▶ WORK REQUIRED
Whatever precedes the line containing "Convert this screenshot" is not copied; that line and every line after it through the final one below are copied exactly, except pictures.

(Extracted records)
=-=-=

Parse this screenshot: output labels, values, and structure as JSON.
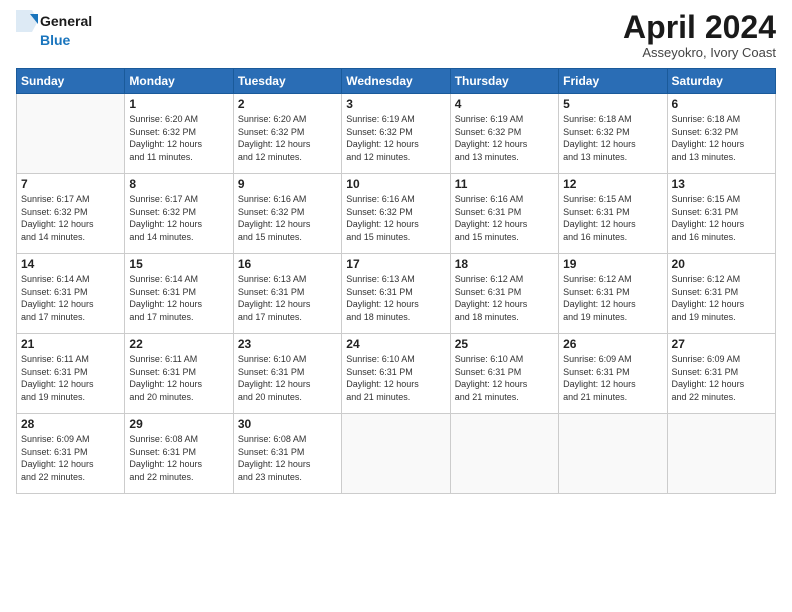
{
  "header": {
    "logo_line1": "General",
    "logo_line2": "Blue",
    "month_title": "April 2024",
    "location": "Asseyokro, Ivory Coast"
  },
  "days_of_week": [
    "Sunday",
    "Monday",
    "Tuesday",
    "Wednesday",
    "Thursday",
    "Friday",
    "Saturday"
  ],
  "weeks": [
    [
      {
        "day": "",
        "info": ""
      },
      {
        "day": "1",
        "info": "Sunrise: 6:20 AM\nSunset: 6:32 PM\nDaylight: 12 hours\nand 11 minutes."
      },
      {
        "day": "2",
        "info": "Sunrise: 6:20 AM\nSunset: 6:32 PM\nDaylight: 12 hours\nand 12 minutes."
      },
      {
        "day": "3",
        "info": "Sunrise: 6:19 AM\nSunset: 6:32 PM\nDaylight: 12 hours\nand 12 minutes."
      },
      {
        "day": "4",
        "info": "Sunrise: 6:19 AM\nSunset: 6:32 PM\nDaylight: 12 hours\nand 13 minutes."
      },
      {
        "day": "5",
        "info": "Sunrise: 6:18 AM\nSunset: 6:32 PM\nDaylight: 12 hours\nand 13 minutes."
      },
      {
        "day": "6",
        "info": "Sunrise: 6:18 AM\nSunset: 6:32 PM\nDaylight: 12 hours\nand 13 minutes."
      }
    ],
    [
      {
        "day": "7",
        "info": "Sunrise: 6:17 AM\nSunset: 6:32 PM\nDaylight: 12 hours\nand 14 minutes."
      },
      {
        "day": "8",
        "info": "Sunrise: 6:17 AM\nSunset: 6:32 PM\nDaylight: 12 hours\nand 14 minutes."
      },
      {
        "day": "9",
        "info": "Sunrise: 6:16 AM\nSunset: 6:32 PM\nDaylight: 12 hours\nand 15 minutes."
      },
      {
        "day": "10",
        "info": "Sunrise: 6:16 AM\nSunset: 6:32 PM\nDaylight: 12 hours\nand 15 minutes."
      },
      {
        "day": "11",
        "info": "Sunrise: 6:16 AM\nSunset: 6:31 PM\nDaylight: 12 hours\nand 15 minutes."
      },
      {
        "day": "12",
        "info": "Sunrise: 6:15 AM\nSunset: 6:31 PM\nDaylight: 12 hours\nand 16 minutes."
      },
      {
        "day": "13",
        "info": "Sunrise: 6:15 AM\nSunset: 6:31 PM\nDaylight: 12 hours\nand 16 minutes."
      }
    ],
    [
      {
        "day": "14",
        "info": "Sunrise: 6:14 AM\nSunset: 6:31 PM\nDaylight: 12 hours\nand 17 minutes."
      },
      {
        "day": "15",
        "info": "Sunrise: 6:14 AM\nSunset: 6:31 PM\nDaylight: 12 hours\nand 17 minutes."
      },
      {
        "day": "16",
        "info": "Sunrise: 6:13 AM\nSunset: 6:31 PM\nDaylight: 12 hours\nand 17 minutes."
      },
      {
        "day": "17",
        "info": "Sunrise: 6:13 AM\nSunset: 6:31 PM\nDaylight: 12 hours\nand 18 minutes."
      },
      {
        "day": "18",
        "info": "Sunrise: 6:12 AM\nSunset: 6:31 PM\nDaylight: 12 hours\nand 18 minutes."
      },
      {
        "day": "19",
        "info": "Sunrise: 6:12 AM\nSunset: 6:31 PM\nDaylight: 12 hours\nand 19 minutes."
      },
      {
        "day": "20",
        "info": "Sunrise: 6:12 AM\nSunset: 6:31 PM\nDaylight: 12 hours\nand 19 minutes."
      }
    ],
    [
      {
        "day": "21",
        "info": "Sunrise: 6:11 AM\nSunset: 6:31 PM\nDaylight: 12 hours\nand 19 minutes."
      },
      {
        "day": "22",
        "info": "Sunrise: 6:11 AM\nSunset: 6:31 PM\nDaylight: 12 hours\nand 20 minutes."
      },
      {
        "day": "23",
        "info": "Sunrise: 6:10 AM\nSunset: 6:31 PM\nDaylight: 12 hours\nand 20 minutes."
      },
      {
        "day": "24",
        "info": "Sunrise: 6:10 AM\nSunset: 6:31 PM\nDaylight: 12 hours\nand 21 minutes."
      },
      {
        "day": "25",
        "info": "Sunrise: 6:10 AM\nSunset: 6:31 PM\nDaylight: 12 hours\nand 21 minutes."
      },
      {
        "day": "26",
        "info": "Sunrise: 6:09 AM\nSunset: 6:31 PM\nDaylight: 12 hours\nand 21 minutes."
      },
      {
        "day": "27",
        "info": "Sunrise: 6:09 AM\nSunset: 6:31 PM\nDaylight: 12 hours\nand 22 minutes."
      }
    ],
    [
      {
        "day": "28",
        "info": "Sunrise: 6:09 AM\nSunset: 6:31 PM\nDaylight: 12 hours\nand 22 minutes."
      },
      {
        "day": "29",
        "info": "Sunrise: 6:08 AM\nSunset: 6:31 PM\nDaylight: 12 hours\nand 22 minutes."
      },
      {
        "day": "30",
        "info": "Sunrise: 6:08 AM\nSunset: 6:31 PM\nDaylight: 12 hours\nand 23 minutes."
      },
      {
        "day": "",
        "info": ""
      },
      {
        "day": "",
        "info": ""
      },
      {
        "day": "",
        "info": ""
      },
      {
        "day": "",
        "info": ""
      }
    ]
  ]
}
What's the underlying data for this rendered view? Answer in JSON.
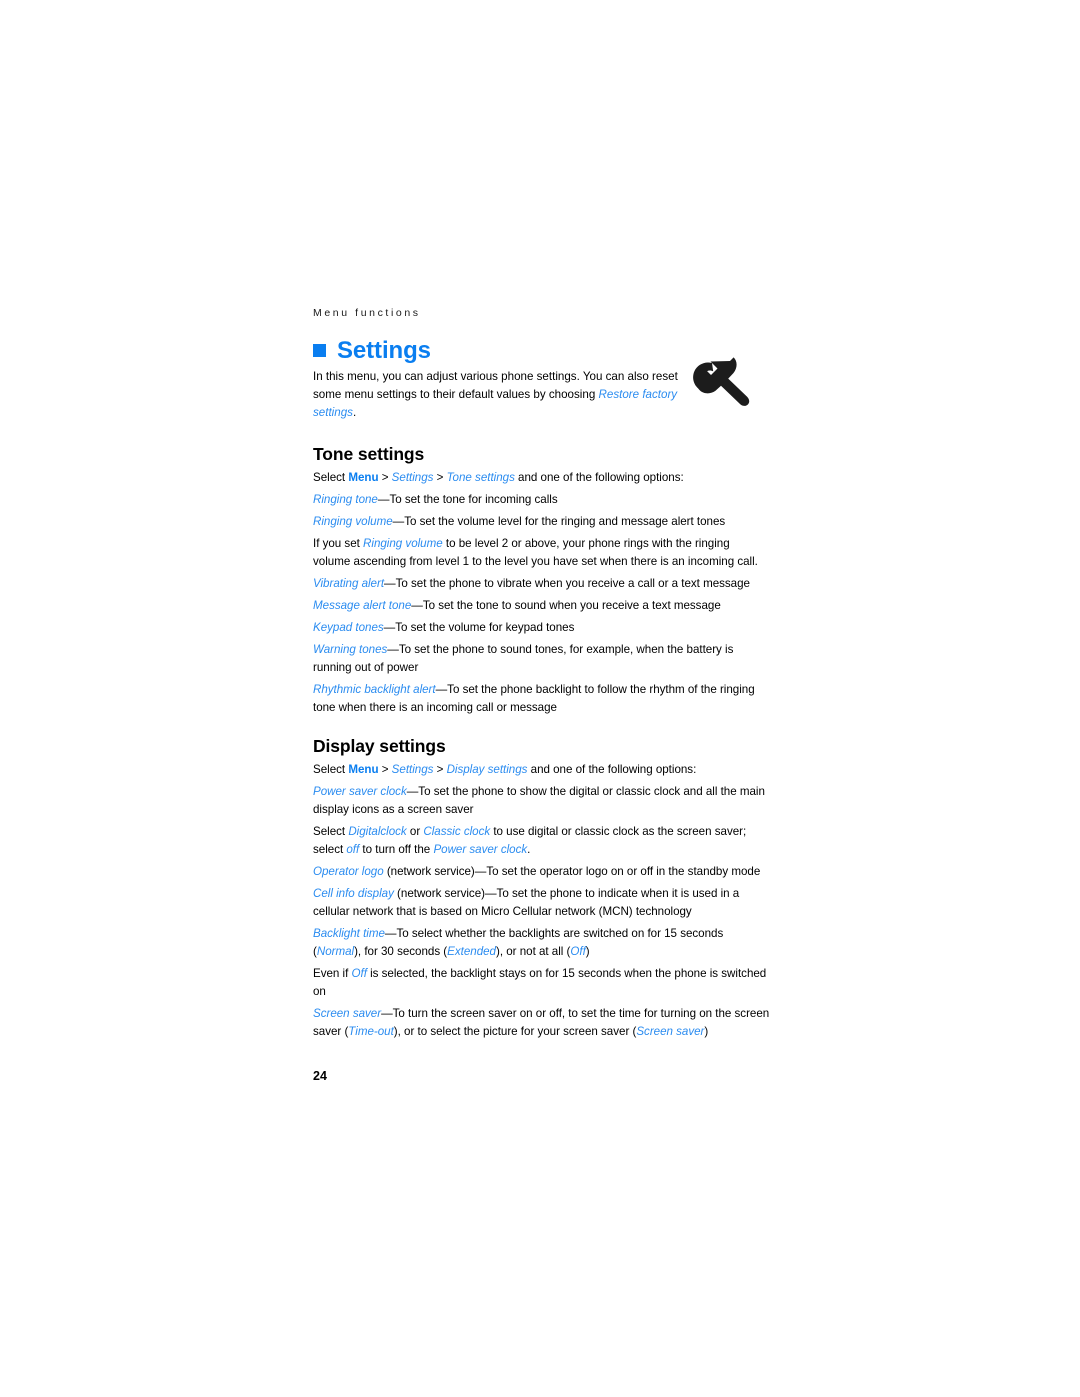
{
  "page": {
    "running_header": "Menu functions",
    "page_number": "24",
    "accent_color": "#0a7ef0",
    "term_color": "#2b8cf0",
    "text_color": "#000000",
    "background_color": "#ffffff"
  },
  "chapter": {
    "bullet_icon": "square-bullet-icon",
    "title": "Settings",
    "illustration_icon": "wrench-icon",
    "intro": {
      "part1": "In this menu, you can adjust various phone settings. You can also reset some menu settings to their default values by choosing ",
      "term1": "Restore factory settings",
      "part2": "."
    }
  },
  "sections": [
    {
      "heading": "Tone settings",
      "select_line": {
        "prefix": "Select ",
        "menu": "Menu",
        "sep1": " > ",
        "path1": "Settings",
        "sep2": " > ",
        "path2": "Tone settings",
        "suffix": " and one of the following options:"
      },
      "paragraphs": [
        {
          "term": "Ringing tone",
          "text": "—To set the tone for incoming calls"
        },
        {
          "term": "Ringing volume",
          "text": "—To set the volume level for the ringing and message alert tones"
        },
        {
          "prefix": "If you set ",
          "term": "Ringing volume",
          "text": " to be level 2 or above, your phone rings with the ringing volume ascending from level 1 to the level you have set when there is an incoming call."
        },
        {
          "term": "Vibrating alert",
          "text": "—To set the phone to vibrate when you receive a call or a text message"
        },
        {
          "term": "Message alert tone",
          "text": "—To set the tone to sound when you receive a text message"
        },
        {
          "term": "Keypad tones",
          "text": "—To set the volume for keypad tones"
        },
        {
          "term": "Warning tones",
          "text": "—To set the phone to sound tones, for example, when the battery is running out of power"
        },
        {
          "term": "Rhythmic backlight alert",
          "text": "—To set the phone backlight to follow the rhythm of the ringing tone when there is an incoming call or message"
        }
      ]
    },
    {
      "heading": "Display settings",
      "select_line": {
        "prefix": "Select ",
        "menu": "Menu",
        "sep1": " > ",
        "path1": "Settings",
        "sep2": " > ",
        "path2": "Display settings",
        "suffix": " and one of the following options:"
      },
      "paragraphs": [
        {
          "term": "Power saver clock",
          "text": "—To set the phone to show the digital or classic clock and all the main display icons as a screen saver"
        },
        {
          "prefix": "Select ",
          "term": "Digitalclock",
          "mid1": " or ",
          "term2": "Classic clock",
          "mid2": " to use digital or classic clock as the screen saver; select ",
          "term3": "off",
          "mid3": " to turn off the ",
          "term4": "Power saver clock",
          "suffix": "."
        },
        {
          "term": "Operator logo",
          "text": " (network service)—To set the operator logo on or off in the standby mode"
        },
        {
          "term": "Cell info display",
          "text": " (network service)—To set the phone to indicate when it is used in a cellular network that is based on Micro Cellular network (MCN) technology"
        },
        {
          "term": "Backlight time",
          "mid1": "—To select whether the backlights are switched on for 15 seconds (",
          "term2": "Normal",
          "mid2": "), for 30 seconds (",
          "term3": "Extended",
          "mid3": "), or not at all (",
          "term4": "Off",
          "suffix": ")"
        },
        {
          "prefix": "Even if ",
          "term": "Off",
          "text": " is selected, the backlight stays on for 15 seconds when the phone is switched on"
        },
        {
          "term": "Screen saver",
          "mid1": "—To turn the screen saver on or off, to set the time for turning on the screen saver (",
          "term2": "Time-out",
          "mid2": "), or to select the picture for your screen saver (",
          "term3": "Screen saver",
          "suffix": ")"
        }
      ]
    }
  ]
}
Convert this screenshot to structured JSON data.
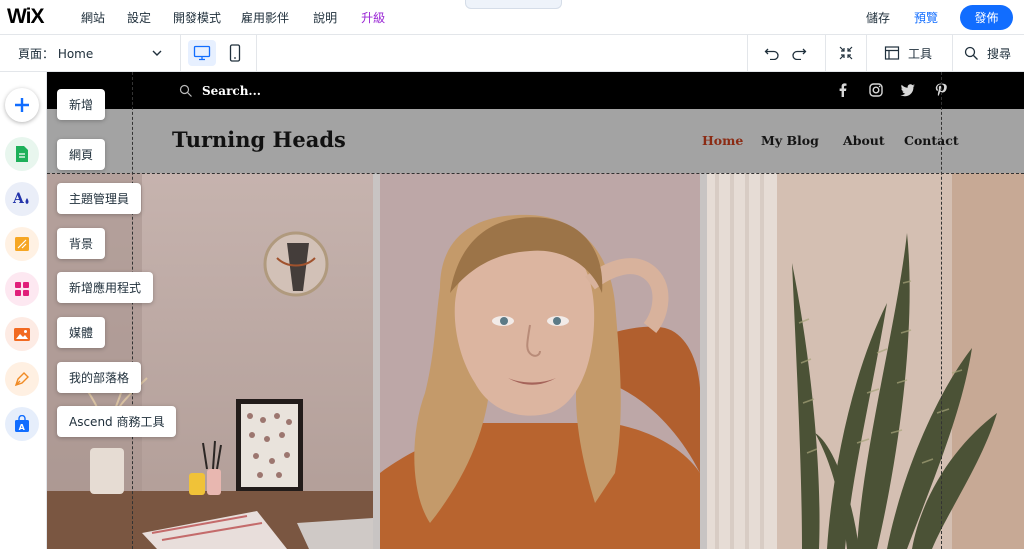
{
  "topbar": {
    "logo": "WiX",
    "menu": [
      "網站",
      "設定",
      "開發模式",
      "雇用影伴",
      "說明",
      "升級"
    ],
    "save": "儲存",
    "preview": "預覽",
    "publish": "發佈"
  },
  "secondbar": {
    "page_label": "頁面： Home",
    "tools_label": "工具",
    "search_label": "搜尋"
  },
  "add_panel": {
    "items": [
      "新增",
      "網頁",
      "主題管理員",
      "背景",
      "新增應用程式",
      "媒體",
      "我的部落格",
      "Ascend 商務工具"
    ]
  },
  "site": {
    "search_placeholder": "Search...",
    "title": "Turning Heads",
    "nav": [
      "Home",
      "My Blog",
      "About",
      "Contact"
    ]
  },
  "colors": {
    "accent": "#116dff",
    "upgrade": "#9a27d5",
    "nav_active": "#8b2b14"
  }
}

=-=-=

▶ SOLVED PROBLEM
Convert this screenshot to structured JSON data.
{
  "topbar": {
    "logo": "WiX",
    "menu": [
      "網站",
      "設定",
      "開發模式",
      "雇用影伴",
      "說明",
      "升級"
    ],
    "save": "儲存",
    "preview": "預覽",
    "publish": "發佈"
  },
  "secondbar": {
    "page_label": "頁面： Home",
    "tools_label": "工具",
    "search_label": "搜尋"
  },
  "add_panel": {
    "items": [
      "新增",
      "網頁",
      "主題管理員",
      "背景",
      "新增應用程式",
      "媒體",
      "我的部落格",
      "Ascend 商務工具"
    ]
  },
  "site": {
    "search_placeholder": "Search...",
    "title": "Turning Heads",
    "nav": [
      "Home",
      "My Blog",
      "About",
      "Contact"
    ]
  },
  "colors": {
    "accent": "#116dff",
    "upgrade": "#9a27d5",
    "nav_active": "#8b2b14"
  }
}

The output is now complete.